Assignment — Among the entries below, how many lines include "spans"? Give the number alone.

═══ Dataset records

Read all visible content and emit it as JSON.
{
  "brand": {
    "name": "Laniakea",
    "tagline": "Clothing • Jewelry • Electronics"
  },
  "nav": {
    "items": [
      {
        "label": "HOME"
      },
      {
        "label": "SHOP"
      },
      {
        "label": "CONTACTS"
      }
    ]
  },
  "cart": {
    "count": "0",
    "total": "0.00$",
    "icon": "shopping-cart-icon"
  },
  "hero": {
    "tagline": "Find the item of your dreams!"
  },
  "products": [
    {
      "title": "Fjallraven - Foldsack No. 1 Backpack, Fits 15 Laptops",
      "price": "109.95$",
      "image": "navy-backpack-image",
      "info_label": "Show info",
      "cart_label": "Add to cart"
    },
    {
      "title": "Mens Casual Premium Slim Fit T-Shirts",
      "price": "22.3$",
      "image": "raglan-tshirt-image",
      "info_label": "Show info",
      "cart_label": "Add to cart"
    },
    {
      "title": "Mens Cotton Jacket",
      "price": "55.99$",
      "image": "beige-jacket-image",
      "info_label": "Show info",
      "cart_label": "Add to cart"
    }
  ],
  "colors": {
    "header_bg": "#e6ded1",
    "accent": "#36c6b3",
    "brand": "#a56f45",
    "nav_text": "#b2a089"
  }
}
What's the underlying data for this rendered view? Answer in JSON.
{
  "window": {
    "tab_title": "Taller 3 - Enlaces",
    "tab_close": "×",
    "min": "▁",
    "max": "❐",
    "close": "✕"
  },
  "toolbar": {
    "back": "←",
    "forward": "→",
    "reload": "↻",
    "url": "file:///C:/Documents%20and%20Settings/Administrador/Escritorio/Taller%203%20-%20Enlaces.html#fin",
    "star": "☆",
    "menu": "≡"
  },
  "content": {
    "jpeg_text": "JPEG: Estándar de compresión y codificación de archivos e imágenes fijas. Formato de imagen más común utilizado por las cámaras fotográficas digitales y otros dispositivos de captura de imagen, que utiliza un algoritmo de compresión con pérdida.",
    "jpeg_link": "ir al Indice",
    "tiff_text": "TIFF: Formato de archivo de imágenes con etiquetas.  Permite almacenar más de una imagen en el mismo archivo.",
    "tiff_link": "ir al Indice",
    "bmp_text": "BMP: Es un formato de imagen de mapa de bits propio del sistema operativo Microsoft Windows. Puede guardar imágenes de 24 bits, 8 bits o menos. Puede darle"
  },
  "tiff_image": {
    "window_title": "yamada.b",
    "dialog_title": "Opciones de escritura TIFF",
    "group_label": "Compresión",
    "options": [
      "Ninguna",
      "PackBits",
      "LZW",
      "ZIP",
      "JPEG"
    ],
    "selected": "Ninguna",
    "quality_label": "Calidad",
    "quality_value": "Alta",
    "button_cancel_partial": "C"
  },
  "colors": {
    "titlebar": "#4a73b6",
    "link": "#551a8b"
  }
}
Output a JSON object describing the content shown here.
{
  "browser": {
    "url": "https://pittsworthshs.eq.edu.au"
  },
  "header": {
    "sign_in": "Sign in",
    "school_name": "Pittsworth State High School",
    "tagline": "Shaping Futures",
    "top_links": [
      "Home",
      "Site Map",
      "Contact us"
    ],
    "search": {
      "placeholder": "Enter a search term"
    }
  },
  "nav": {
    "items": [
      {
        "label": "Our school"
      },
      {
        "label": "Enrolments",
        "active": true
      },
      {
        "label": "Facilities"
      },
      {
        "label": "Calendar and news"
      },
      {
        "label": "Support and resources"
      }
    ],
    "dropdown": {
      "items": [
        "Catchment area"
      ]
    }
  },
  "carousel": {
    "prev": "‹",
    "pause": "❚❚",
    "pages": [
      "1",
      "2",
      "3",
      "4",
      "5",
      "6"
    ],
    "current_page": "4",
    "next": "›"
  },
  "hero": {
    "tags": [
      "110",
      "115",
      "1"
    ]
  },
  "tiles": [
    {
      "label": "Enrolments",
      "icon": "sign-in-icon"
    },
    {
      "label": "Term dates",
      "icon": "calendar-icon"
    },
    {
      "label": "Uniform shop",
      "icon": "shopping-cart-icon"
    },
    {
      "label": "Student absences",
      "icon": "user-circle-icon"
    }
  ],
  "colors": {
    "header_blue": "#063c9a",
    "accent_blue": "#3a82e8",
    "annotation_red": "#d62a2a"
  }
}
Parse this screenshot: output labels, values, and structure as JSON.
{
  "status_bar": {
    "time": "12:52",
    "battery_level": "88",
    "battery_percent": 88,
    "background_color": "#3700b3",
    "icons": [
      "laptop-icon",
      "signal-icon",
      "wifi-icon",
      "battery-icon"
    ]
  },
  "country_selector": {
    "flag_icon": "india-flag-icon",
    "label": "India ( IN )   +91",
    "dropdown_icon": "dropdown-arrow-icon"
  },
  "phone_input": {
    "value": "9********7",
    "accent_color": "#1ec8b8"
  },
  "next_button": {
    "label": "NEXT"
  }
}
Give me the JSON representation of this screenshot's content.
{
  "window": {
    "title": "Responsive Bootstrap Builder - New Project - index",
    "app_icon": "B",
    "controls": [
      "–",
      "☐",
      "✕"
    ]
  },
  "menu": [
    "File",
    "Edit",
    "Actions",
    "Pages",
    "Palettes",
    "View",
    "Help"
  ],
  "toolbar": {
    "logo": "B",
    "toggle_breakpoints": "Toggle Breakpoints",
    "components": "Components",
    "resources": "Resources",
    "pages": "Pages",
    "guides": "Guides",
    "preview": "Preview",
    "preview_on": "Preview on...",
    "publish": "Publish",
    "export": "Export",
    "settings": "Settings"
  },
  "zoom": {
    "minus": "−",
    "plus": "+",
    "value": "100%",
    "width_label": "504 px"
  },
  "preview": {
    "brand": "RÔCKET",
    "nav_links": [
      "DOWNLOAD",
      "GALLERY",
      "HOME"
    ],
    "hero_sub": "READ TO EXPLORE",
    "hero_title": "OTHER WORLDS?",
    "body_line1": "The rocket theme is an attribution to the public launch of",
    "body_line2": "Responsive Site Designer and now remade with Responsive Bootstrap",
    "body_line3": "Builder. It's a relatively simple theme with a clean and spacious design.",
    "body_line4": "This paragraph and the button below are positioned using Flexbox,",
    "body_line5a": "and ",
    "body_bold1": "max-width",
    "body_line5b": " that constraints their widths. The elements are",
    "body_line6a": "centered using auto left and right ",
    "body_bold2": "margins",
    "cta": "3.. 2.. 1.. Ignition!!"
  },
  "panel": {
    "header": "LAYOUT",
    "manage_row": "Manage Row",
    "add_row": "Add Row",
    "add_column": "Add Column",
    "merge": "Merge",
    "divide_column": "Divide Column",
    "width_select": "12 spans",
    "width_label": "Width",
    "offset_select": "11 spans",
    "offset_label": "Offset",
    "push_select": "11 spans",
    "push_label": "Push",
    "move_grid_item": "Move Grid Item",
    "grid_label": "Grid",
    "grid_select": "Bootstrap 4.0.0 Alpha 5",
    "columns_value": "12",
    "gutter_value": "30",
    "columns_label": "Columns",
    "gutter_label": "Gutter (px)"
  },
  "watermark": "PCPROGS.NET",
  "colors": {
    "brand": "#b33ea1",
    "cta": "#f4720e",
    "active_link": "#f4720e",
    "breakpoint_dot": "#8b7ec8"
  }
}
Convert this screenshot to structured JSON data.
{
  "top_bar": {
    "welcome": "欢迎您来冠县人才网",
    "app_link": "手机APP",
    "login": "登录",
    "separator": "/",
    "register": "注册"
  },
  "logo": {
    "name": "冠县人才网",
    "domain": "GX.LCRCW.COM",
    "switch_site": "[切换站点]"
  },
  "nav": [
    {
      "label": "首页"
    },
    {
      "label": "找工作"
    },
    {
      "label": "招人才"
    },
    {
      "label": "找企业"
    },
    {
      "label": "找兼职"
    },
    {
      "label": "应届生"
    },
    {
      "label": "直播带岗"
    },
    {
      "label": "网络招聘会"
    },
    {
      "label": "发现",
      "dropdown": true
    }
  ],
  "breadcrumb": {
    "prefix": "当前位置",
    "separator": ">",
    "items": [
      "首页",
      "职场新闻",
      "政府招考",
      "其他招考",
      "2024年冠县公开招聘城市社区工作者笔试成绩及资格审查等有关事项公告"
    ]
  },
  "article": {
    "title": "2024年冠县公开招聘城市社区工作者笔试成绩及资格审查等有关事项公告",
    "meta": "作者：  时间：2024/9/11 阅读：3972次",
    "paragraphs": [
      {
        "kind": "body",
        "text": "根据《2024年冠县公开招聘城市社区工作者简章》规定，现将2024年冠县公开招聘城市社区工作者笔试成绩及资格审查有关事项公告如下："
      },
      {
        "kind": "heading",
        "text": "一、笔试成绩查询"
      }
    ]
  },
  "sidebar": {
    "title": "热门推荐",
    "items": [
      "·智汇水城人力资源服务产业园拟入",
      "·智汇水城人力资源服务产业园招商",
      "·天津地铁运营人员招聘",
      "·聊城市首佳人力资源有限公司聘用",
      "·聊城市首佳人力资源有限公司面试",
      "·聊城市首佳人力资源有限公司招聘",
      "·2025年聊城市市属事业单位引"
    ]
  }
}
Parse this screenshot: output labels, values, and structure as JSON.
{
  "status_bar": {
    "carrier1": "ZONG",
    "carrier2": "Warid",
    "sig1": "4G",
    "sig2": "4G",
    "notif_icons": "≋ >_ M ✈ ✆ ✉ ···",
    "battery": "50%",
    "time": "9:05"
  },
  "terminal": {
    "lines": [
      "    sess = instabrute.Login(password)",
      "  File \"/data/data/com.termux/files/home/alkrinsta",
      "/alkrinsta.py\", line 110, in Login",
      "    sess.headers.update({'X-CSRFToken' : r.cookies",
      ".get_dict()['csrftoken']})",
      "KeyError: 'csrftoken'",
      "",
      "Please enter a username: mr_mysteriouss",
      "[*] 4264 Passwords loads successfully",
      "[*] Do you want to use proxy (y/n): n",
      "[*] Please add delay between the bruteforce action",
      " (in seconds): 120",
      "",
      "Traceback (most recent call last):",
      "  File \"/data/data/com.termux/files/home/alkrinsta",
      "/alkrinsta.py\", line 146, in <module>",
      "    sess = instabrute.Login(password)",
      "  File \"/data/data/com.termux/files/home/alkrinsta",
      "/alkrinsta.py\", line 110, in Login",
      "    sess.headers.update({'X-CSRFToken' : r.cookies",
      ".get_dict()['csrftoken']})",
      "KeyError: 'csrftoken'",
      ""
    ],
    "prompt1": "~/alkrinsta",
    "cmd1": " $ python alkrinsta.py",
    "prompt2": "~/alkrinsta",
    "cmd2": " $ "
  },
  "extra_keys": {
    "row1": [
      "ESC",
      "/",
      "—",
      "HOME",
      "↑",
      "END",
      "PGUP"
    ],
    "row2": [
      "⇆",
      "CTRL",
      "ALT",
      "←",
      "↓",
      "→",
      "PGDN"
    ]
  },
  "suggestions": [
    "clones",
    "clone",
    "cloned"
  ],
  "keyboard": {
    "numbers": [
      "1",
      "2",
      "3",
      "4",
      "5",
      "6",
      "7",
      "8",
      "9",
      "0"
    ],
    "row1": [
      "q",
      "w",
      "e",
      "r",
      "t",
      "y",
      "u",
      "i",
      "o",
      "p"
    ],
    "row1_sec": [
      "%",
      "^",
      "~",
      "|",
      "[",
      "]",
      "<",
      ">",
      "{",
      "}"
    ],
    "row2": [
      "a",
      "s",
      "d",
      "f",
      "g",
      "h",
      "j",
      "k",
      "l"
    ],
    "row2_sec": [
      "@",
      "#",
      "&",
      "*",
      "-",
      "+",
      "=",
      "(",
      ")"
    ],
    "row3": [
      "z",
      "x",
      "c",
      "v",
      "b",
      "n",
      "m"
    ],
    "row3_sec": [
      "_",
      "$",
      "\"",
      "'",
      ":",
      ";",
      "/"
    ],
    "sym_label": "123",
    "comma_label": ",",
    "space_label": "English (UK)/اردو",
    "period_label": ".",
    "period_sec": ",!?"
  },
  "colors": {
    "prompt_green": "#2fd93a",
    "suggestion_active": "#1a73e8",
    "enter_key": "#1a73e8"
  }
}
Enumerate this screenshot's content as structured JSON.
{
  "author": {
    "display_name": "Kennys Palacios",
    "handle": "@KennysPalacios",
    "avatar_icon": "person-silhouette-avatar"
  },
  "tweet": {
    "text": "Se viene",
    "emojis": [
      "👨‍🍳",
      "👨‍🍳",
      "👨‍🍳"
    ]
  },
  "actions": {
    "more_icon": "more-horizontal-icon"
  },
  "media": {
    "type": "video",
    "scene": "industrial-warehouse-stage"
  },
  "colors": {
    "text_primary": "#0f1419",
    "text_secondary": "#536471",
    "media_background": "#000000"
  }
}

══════

Written solution — 3